(Collected data entries)

++++

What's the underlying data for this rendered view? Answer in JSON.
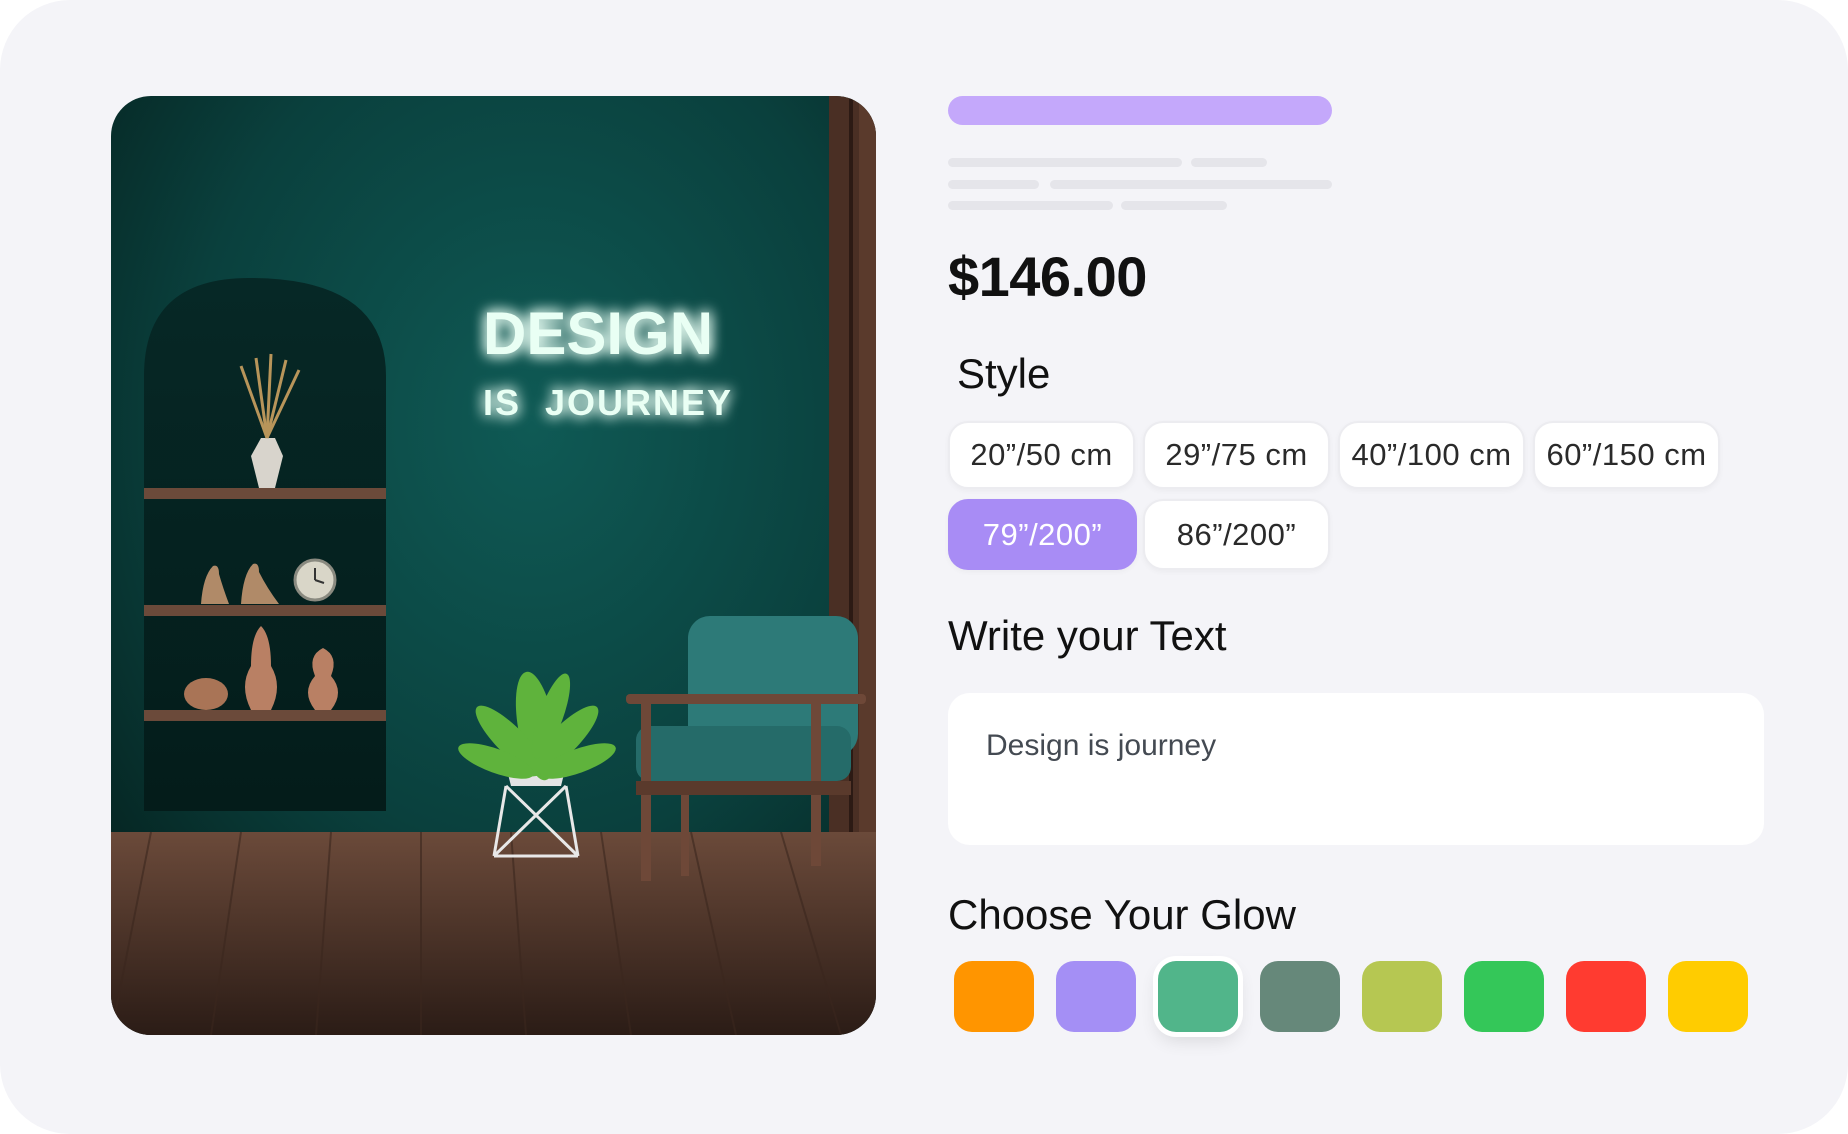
{
  "product": {
    "price": "$146.00",
    "image": {
      "sign_line1": "DESIGN",
      "sign_line2": "IS  JOURNEY"
    }
  },
  "style": {
    "title": "Style",
    "selected": "79”/200”",
    "options": [
      "20”/50 cm",
      "29”/75 cm",
      "40”/100 cm",
      "60”/150 cm",
      "79”/200”",
      "86”/200”"
    ]
  },
  "text": {
    "title": "Write your Text",
    "value": "Design is journey"
  },
  "glow": {
    "title": "Choose Your Glow",
    "selected_index": 2,
    "colors": [
      "#ff9500",
      "#a48ff5",
      "#51b58a",
      "#66887a",
      "#b6c752",
      "#34c759",
      "#ff3b30",
      "#ffcc00"
    ]
  },
  "colors": {
    "accent": "#a88cf5",
    "title_placeholder": "#c4a8fb",
    "skeleton": "#e5e5ea"
  }
}
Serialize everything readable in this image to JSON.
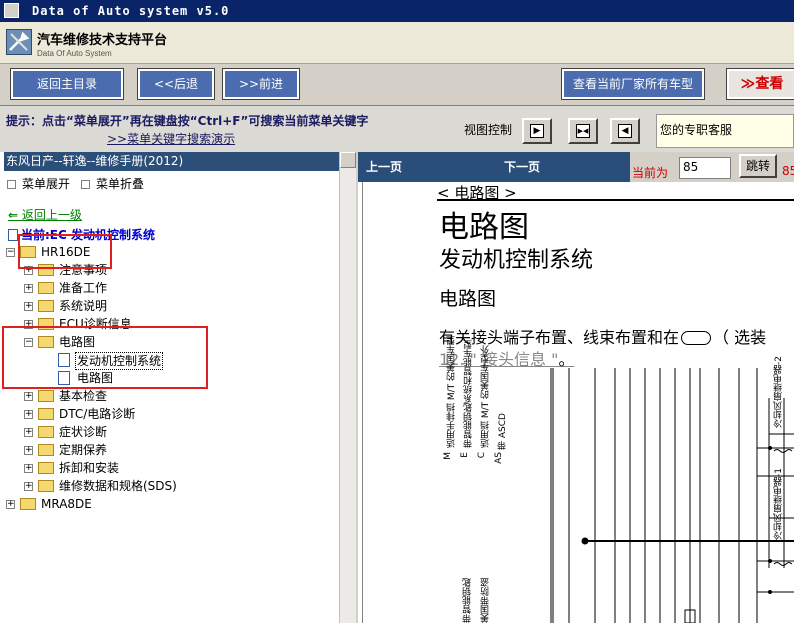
{
  "window": {
    "title": "Data of Auto system v5.0"
  },
  "header": {
    "title": "汽车维修技术支持平台",
    "subtitle": "Data Of Auto System"
  },
  "toolbar": {
    "back_main": "返回主目录",
    "back": "<<后退",
    "forward": ">>前进",
    "view_all_models": "查看当前厂家所有车型",
    "view_more": "≫查看"
  },
  "hint": {
    "text": "提示：点击“菜单展开”再在键盘按“Ctrl+F”可搜索当前菜单关键字",
    "link": ">>菜单关键字搜索演示",
    "view_control": "视图控制",
    "service": "您的专职客服"
  },
  "left": {
    "heading": "东风日产--轩逸--维修手册(2012)",
    "expand": "菜单展开",
    "collapse": "菜单折叠",
    "back_up": "返回上一级",
    "current": "当前:EC 发动机控制系统",
    "tree": {
      "hr16de": "HR16DE",
      "notes": "注意事项",
      "prep": "准备工作",
      "sysdesc": "系统说明",
      "ecu": "ECU诊断信息",
      "wiring": "电路图",
      "engctl": "发动机控制系统",
      "wiringdiag": "电路图",
      "basic": "基本检查",
      "dtc": "DTC/电路诊断",
      "symptom": "症状诊断",
      "maint": "定期保养",
      "removal": "拆卸和安装",
      "sds": "维修数据和规格(SDS)",
      "mra8de": "MRA8DE"
    }
  },
  "right": {
    "prev": "上一页",
    "next": "下一页",
    "current_label": "当前为",
    "page_value": "85",
    "jump": "跳转",
    "page_trail": "85",
    "doc": {
      "breadcrumb": "< 电路图 >",
      "h1": "电路图",
      "h2": "发动机控制系统",
      "h3": "电路图",
      "para_a": "有关接头端子布置、线束布置和在",
      "para_b": "（ 选装",
      "link": "12. \" 接头信息 \"",
      "link_end": "。",
      "legend": [
        {
          "code": "M",
          "text": "适用手排挡 M/T 的美国车型"
        },
        {
          "code": "E",
          "text": "带智能钥匙系统和智能车型"
        },
        {
          "code": "C",
          "text": "适用挡 M/T 的美国车型外"
        },
        {
          "code": "AS",
          "text": "带 ASCD"
        }
      ],
      "relays": [
        "冷却风扇继电器-2",
        "冷却风扇继电器-1"
      ],
      "bottom_texts": [
        "带智能钥匙",
        "美国带防盗"
      ]
    }
  }
}
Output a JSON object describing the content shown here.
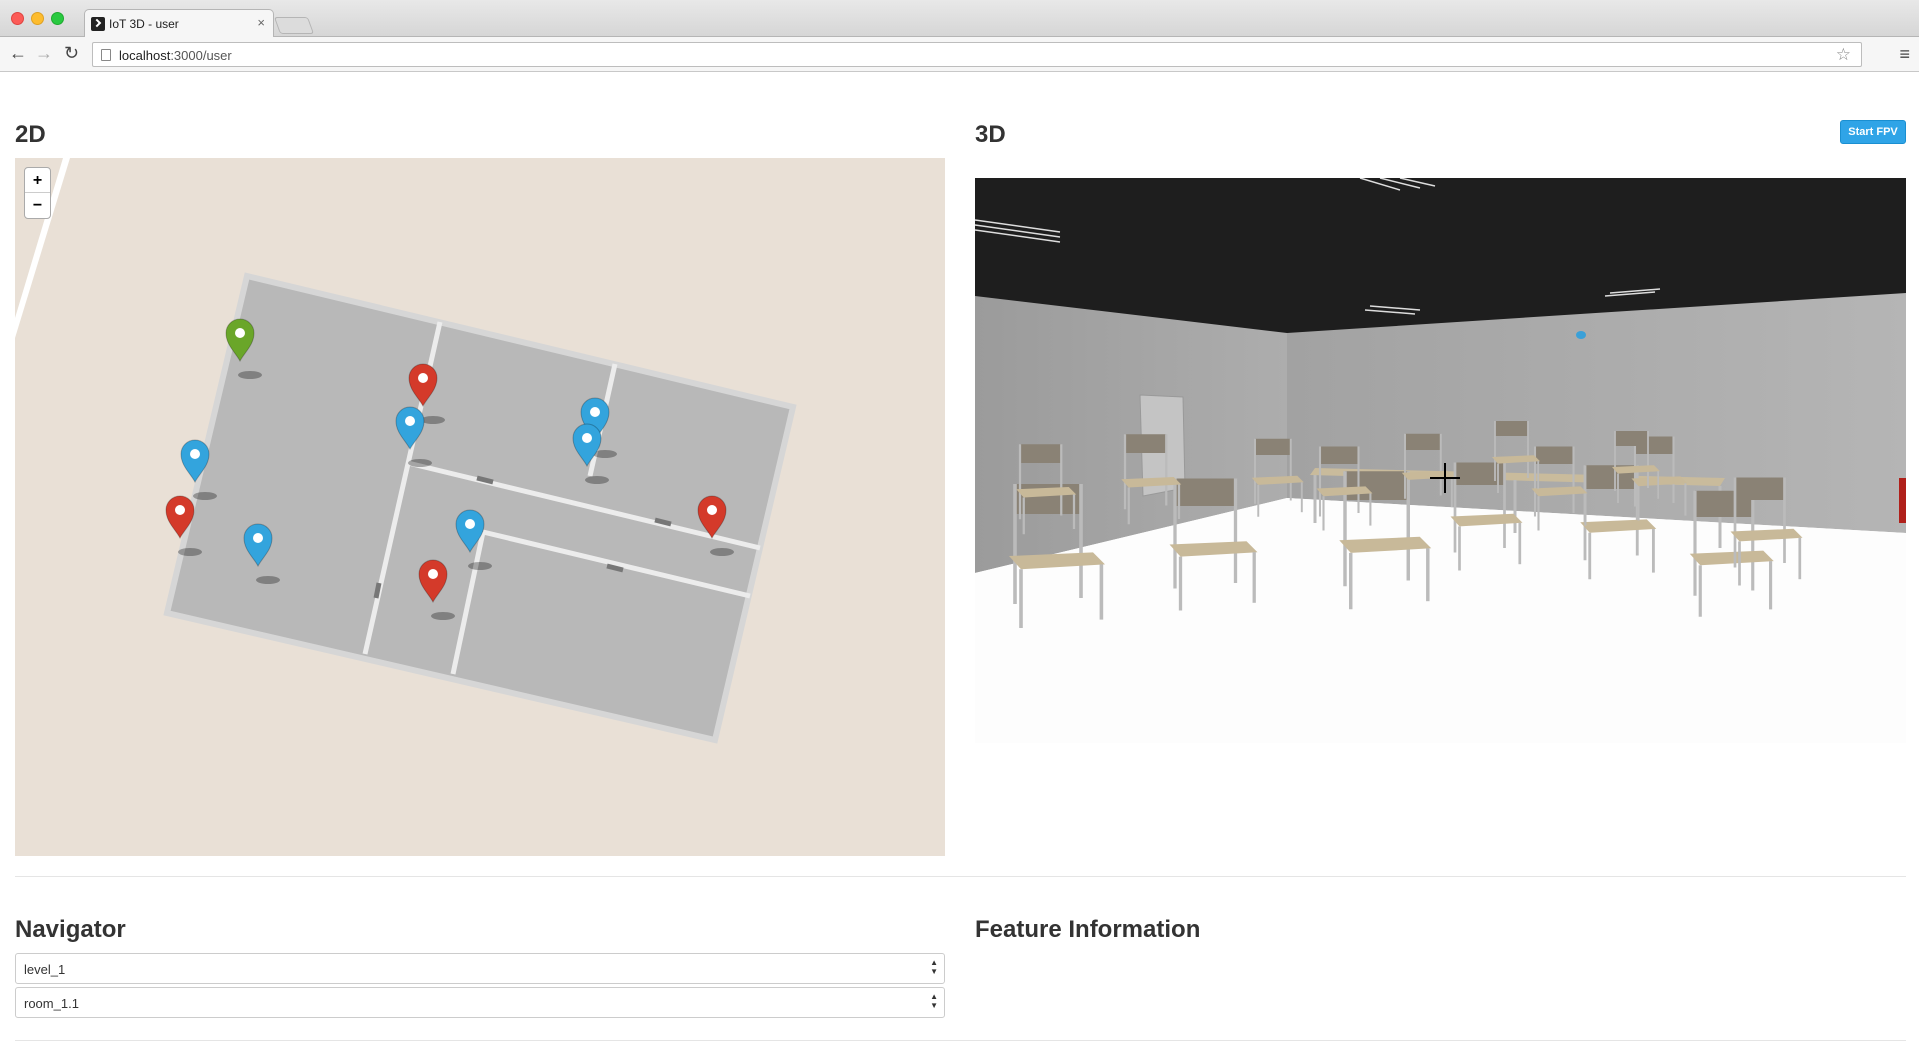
{
  "browser": {
    "tab_title": "IoT 3D - user",
    "tab_close": "×",
    "url_host": "localhost",
    "url_rest": ":3000/user",
    "back": "←",
    "forward": "→",
    "reload": "↻",
    "star": "☆",
    "menu": "≡"
  },
  "panels": {
    "map_title": "2D",
    "view_title": "3D",
    "fpv_button": "Start FPV",
    "zoom_in": "+",
    "zoom_out": "−"
  },
  "map_markers": [
    {
      "type": "location",
      "color": "#6aa629",
      "icon": "navigation-arrow-icon"
    },
    {
      "type": "fire-extinguisher",
      "color": "#d43a2a",
      "icon": "fire-extinguisher-icon"
    },
    {
      "type": "camera",
      "color": "#33a4dd",
      "icon": "camera-icon"
    },
    {
      "type": "wifi",
      "color": "#33a4dd",
      "icon": "wifi-icon"
    },
    {
      "type": "signal",
      "color": "#33a4dd",
      "icon": "signal-icon"
    },
    {
      "type": "wifi",
      "color": "#33a4dd",
      "icon": "wifi-icon"
    },
    {
      "type": "fire-extinguisher",
      "color": "#d43a2a",
      "icon": "fire-extinguisher-icon"
    },
    {
      "type": "camera",
      "color": "#33a4dd",
      "icon": "camera-icon"
    },
    {
      "type": "wifi",
      "color": "#33a4dd",
      "icon": "wifi-icon"
    },
    {
      "type": "fire-extinguisher",
      "color": "#d43a2a",
      "icon": "fire-extinguisher-icon"
    },
    {
      "type": "fire-extinguisher",
      "color": "#d43a2a",
      "icon": "fire-extinguisher-icon"
    }
  ],
  "navigator": {
    "title": "Navigator",
    "level_select": "level_1",
    "room_select": "room_1.1"
  },
  "feature_info": {
    "title": "Feature Information"
  },
  "colors": {
    "map_background": "#e9e0d6",
    "room_fill": "#b8b8b8",
    "ceiling": "#1e1e1e",
    "wall": "#a8a8a8",
    "accent_button": "#2fa4e7"
  }
}
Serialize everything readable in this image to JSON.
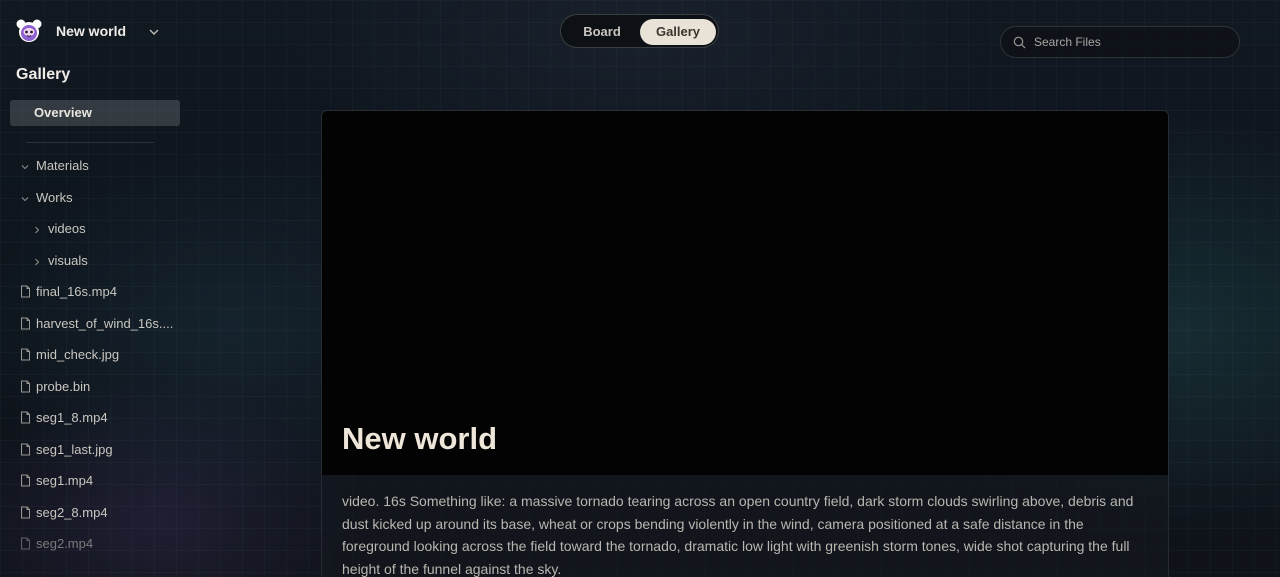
{
  "workspace": {
    "name": "New world"
  },
  "sidebar": {
    "section_title": "Gallery",
    "overview_label": "Overview",
    "folders": [
      {
        "label": "Materials",
        "expanded": true
      },
      {
        "label": "Works",
        "expanded": true
      },
      {
        "label": "videos",
        "expanded": false
      },
      {
        "label": "visuals",
        "expanded": false
      }
    ],
    "files": [
      "final_16s.mp4",
      "harvest_of_wind_16s....",
      "mid_check.jpg",
      "probe.bin",
      "seg1_8.mp4",
      "seg1_last.jpg",
      "seg1.mp4",
      "seg2_8.mp4",
      "seg2.mp4"
    ]
  },
  "view_toggle": {
    "board": "Board",
    "gallery": "Gallery",
    "active": "Gallery"
  },
  "search": {
    "placeholder": "Search Files",
    "value": ""
  },
  "card": {
    "title": "New world",
    "description": "video. 16s Something like: a massive tornado tearing across an open country field, dark storm clouds swirling above, debris and dust kicked up around its base, wheat or crops bending violently in the wind, camera positioned at a safe distance in the foreground looking across the field toward the tornado, dramatic low light with greenish storm tones, wide shot capturing the full height of the funnel against the sky."
  },
  "colors": {
    "accent": "#e9e2d6",
    "media_background": "#030303",
    "logo_purple": "#9b6ad8"
  }
}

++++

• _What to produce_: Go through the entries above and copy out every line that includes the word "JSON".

• _Expected output_:
What's the underlying data for this rendered view? Answer in JSON.
Serialize everything readable in this image to JSON.
Output a JSON object describing the content shown here.
Serialize everything readable in this image to JSON.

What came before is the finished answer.